### What to do
Each record below should be written out again exactly.

****

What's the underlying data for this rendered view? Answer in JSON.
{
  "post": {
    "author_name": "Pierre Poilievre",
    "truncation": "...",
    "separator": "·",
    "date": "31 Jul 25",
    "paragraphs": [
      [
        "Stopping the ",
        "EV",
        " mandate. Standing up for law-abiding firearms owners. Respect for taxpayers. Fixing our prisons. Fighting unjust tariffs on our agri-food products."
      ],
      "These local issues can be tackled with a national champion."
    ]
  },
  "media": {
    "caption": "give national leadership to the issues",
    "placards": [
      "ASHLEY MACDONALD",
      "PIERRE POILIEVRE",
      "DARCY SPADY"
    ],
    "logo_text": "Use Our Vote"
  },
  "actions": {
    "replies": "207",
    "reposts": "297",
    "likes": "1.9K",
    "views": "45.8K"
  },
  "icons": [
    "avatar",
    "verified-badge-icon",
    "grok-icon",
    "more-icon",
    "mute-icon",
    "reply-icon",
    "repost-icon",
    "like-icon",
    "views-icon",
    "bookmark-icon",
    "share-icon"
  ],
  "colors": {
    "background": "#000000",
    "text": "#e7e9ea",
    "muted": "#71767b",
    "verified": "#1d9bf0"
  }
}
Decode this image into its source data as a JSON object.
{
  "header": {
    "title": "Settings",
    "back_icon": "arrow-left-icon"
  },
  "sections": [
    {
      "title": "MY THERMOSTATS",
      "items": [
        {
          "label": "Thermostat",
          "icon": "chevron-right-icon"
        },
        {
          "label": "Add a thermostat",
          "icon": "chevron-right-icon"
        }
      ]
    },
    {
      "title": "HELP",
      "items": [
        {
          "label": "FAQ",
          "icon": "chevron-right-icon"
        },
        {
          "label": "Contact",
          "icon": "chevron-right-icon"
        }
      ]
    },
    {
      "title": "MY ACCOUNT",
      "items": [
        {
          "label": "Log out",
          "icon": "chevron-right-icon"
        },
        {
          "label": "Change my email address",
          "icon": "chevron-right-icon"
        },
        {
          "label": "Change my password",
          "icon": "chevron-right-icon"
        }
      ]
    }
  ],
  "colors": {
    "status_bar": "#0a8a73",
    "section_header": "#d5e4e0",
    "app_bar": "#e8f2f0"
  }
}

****

### Task solution
What's the underlying data for this rendered view? Answer in JSON.
{
  "post": {
    "author_name": "Pierre Poilievre",
    "truncation": "...",
    "separator": "·",
    "date": "31 Jul 25",
    "paragraphs": [
      [
        "Stopping the ",
        "EV",
        " mandate. Standing up for law-abiding firearms owners. Respect for taxpayers. Fixing our prisons. Fighting unjust tariffs on our agri-food products."
      ],
      "These local issues can be tackled with a national champion."
    ]
  },
  "media": {
    "caption": "give national leadership to the issues",
    "placards": [
      "ASHLEY MACDONALD",
      "PIERRE POILIEVRE",
      "DARCY SPADY"
    ],
    "logo_text": "Use Our Vote"
  },
  "actions": {
    "replies": "207",
    "reposts": "297",
    "likes": "1.9K",
    "views": "45.8K"
  },
  "icons": [
    "avatar",
    "verified-badge-icon",
    "grok-icon",
    "more-icon",
    "mute-icon",
    "reply-icon",
    "repost-icon",
    "like-icon",
    "views-icon",
    "bookmark-icon",
    "share-icon"
  ],
  "colors": {
    "background": "#000000",
    "text": "#e7e9ea",
    "muted": "#71767b",
    "verified": "#1d9bf0"
  }
}
Decode this image into its source data as a JSON object.
{
  "header": {
    "title": "Settings",
    "back_icon": "arrow-left-icon"
  },
  "sections": [
    {
      "title": "MY THERMOSTATS",
      "items": [
        {
          "label": "Thermostat",
          "icon": "chevron-right-icon"
        },
        {
          "label": "Add a thermostat",
          "icon": "chevron-right-icon"
        }
      ]
    },
    {
      "title": "HELP",
      "items": [
        {
          "label": "FAQ",
          "icon": "chevron-right-icon"
        },
        {
          "label": "Contact",
          "icon": "chevron-right-icon"
        }
      ]
    },
    {
      "title": "MY ACCOUNT",
      "items": [
        {
          "label": "Log out",
          "icon": "chevron-right-icon"
        },
        {
          "label": "Change my email address",
          "icon": "chevron-right-icon"
        },
        {
          "label": "Change my password",
          "icon": "chevron-right-icon"
        }
      ]
    }
  ],
  "colors": {
    "status_bar": "#0a8a73",
    "section_header": "#d5e4e0",
    "app_bar": "#e8f2f0"
  }
}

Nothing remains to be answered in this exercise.